## Exercise description
From the first line to the last, please write out the data exactly.

Entries from a dataset of interfaces

....

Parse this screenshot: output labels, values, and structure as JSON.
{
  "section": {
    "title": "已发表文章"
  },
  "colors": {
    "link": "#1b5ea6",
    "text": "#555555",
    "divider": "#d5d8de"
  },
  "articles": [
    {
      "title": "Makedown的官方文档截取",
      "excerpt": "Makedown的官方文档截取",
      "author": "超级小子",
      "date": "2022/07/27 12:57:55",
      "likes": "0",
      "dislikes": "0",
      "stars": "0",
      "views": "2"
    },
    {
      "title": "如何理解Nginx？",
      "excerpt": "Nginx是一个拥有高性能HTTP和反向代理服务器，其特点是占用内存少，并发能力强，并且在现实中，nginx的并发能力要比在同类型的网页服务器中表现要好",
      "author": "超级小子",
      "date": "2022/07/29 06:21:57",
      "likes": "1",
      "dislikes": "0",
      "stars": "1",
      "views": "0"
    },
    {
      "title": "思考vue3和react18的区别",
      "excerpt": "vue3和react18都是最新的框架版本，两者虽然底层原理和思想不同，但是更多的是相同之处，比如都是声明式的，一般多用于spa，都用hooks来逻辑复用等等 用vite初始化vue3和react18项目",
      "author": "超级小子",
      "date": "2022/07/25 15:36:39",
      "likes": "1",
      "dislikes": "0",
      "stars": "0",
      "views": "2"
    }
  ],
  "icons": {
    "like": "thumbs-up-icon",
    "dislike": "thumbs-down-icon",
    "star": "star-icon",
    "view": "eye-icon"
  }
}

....

## Reply to the exercise
Parse this screenshot: output labels, values, and structure as JSON.
{
  "section": {
    "title": "已发表文章"
  },
  "colors": {
    "link": "#1b5ea6",
    "text": "#555555",
    "divider": "#d5d8de"
  },
  "articles": [
    {
      "title": "Makedown的官方文档截取",
      "excerpt": "Makedown的官方文档截取",
      "author": "超级小子",
      "date": "2022/07/27 12:57:55",
      "likes": "0",
      "dislikes": "0",
      "stars": "0",
      "views": "2"
    },
    {
      "title": "如何理解Nginx？",
      "excerpt": "Nginx是一个拥有高性能HTTP和反向代理服务器，其特点是占用内存少，并发能力强，并且在现实中，nginx的并发能力要比在同类型的网页服务器中表现要好",
      "author": "超级小子",
      "date": "2022/07/29 06:21:57",
      "likes": "1",
      "dislikes": "0",
      "stars": "1",
      "views": "0"
    },
    {
      "title": "思考vue3和react18的区别",
      "excerpt": "vue3和react18都是最新的框架版本，两者虽然底层原理和思想不同，但是更多的是相同之处，比如都是声明式的，一般多用于spa，都用hooks来逻辑复用等等 用vite初始化vue3和react18项目",
      "author": "超级小子",
      "date": "2022/07/25 15:36:39",
      "likes": "1",
      "dislikes": "0",
      "stars": "0",
      "views": "2"
    }
  ],
  "icons": {
    "like": "thumbs-up-icon",
    "dislike": "thumbs-down-icon",
    "star": "star-icon",
    "view": "eye-icon"
  }
}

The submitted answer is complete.